Fū or kaze, meaning “Wind”, represents things that grow, expand, and enjoy freedom of movement. Aside from air, smoke, and the like, fū can in some ways be best represented by the human mind. As we grow physically, we learn and expand mentally as well, in terms of our knowledge, our experiences, and our personalities. Fū represents breathing, and the internal processes associated with respiration. Mentally and emotionally, it represents an “open-minded” attitude and carefree feeling. It can be associated with will, elusiveness, evasiveness, benevolence, compassion, and wisdom.
Kū or sora, most often translated as “Void”, but also meaning “sky” or “Heaven”, represents those things beyond our everyday experience, particularly those things composed of pure energy. Bodily, kū represents spirit, thought, and creative energy. It represents our ability to think and to communicate, as well as our creativity. It can also be associated with power, creativity, spontaneity, and inventiveness.
Kū is of particular importance as the highest of the elements. In martial arts, particularly in fictional tales where the fighting discipline is blended with magic or the occult, one often invokes the power of the Void to connect to the quintessential creative energy of the world. A warrior properly attuned to the Void can sense their surroundings and act without thinking, and without using their physical senses.
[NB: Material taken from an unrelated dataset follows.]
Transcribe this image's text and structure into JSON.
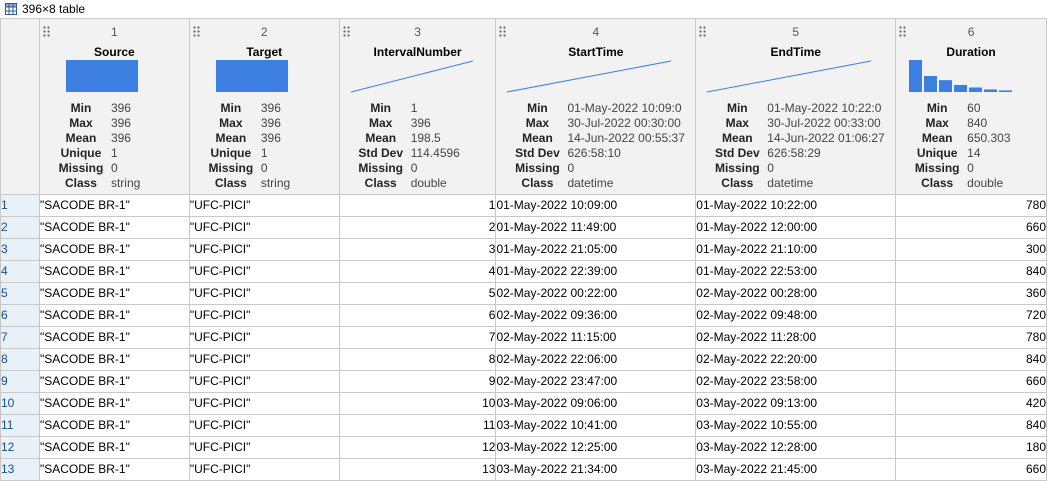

All the Go Gyo no Kata techniques should include the application of defenses against each of the elements as well as how to enter each element yourself. Practice accuracy, flow, and power, always keeping the element in mind and feeling. Each kata should look and feel differently. The five elements of nature also refer to the idea of concealment and enduring life. We must learn how to endure disease, aging, and injury of not just our body, but also our hearts and minds. Another principle to keep in mind while practicing is to keep your energy at your center or Hara, which is just below your navel.
Reserve some of your strength at the top of your head. Keep your chest relaxed and use your back to spring forward. Keep your elbows down and shoulders relaxed. Make sure you are able to shift levels quickly.
Even if your vital life force (Ki) may be insubstantial, your spirit should remain substantial. Always coordinate the movements of your upper and lower body.
In the godai system, the thumb is used to symbolize/represent Void/Sky (Power, Creativity); the index finger is associated with elemental Wind [Air], (Will, Wisdom); the middle finger, with elemental Fire (Passion, Aggression); the ring finger – elemental Water (Emotion, Adaptability); and the little finger with elemental Earth (Stability, Physicality).
It is understood that – as well as gaining elemental energy-power from food, drink, heat, sunlight, etc, etc – we are all born with specific levels of energy-power of each of the five elements: ‘original’ elemental energy-power; but as a result of trauma, shock, negative experiences, etc, we can ‘lose’ some of our ‘original’ five-elemental energy-power – it can become depleted, suppressed, repressed, inhibited, etc.
To remedy this situation, various spiritual and therapeutic practices have arisen which focus on the retrieving/reclaiming of one’s ‘original’ or ‘pre-natal’ elemental energy-power, as well as for elemental balancing/nurturing.
Through retrieval, balancing and nourishing, we strengthen and develop our five-elemental energy-power and it is by so doing that we can come to better manipulate and direct the five-element energy-power of Heaven & Earth to favorable effect in our daily lives.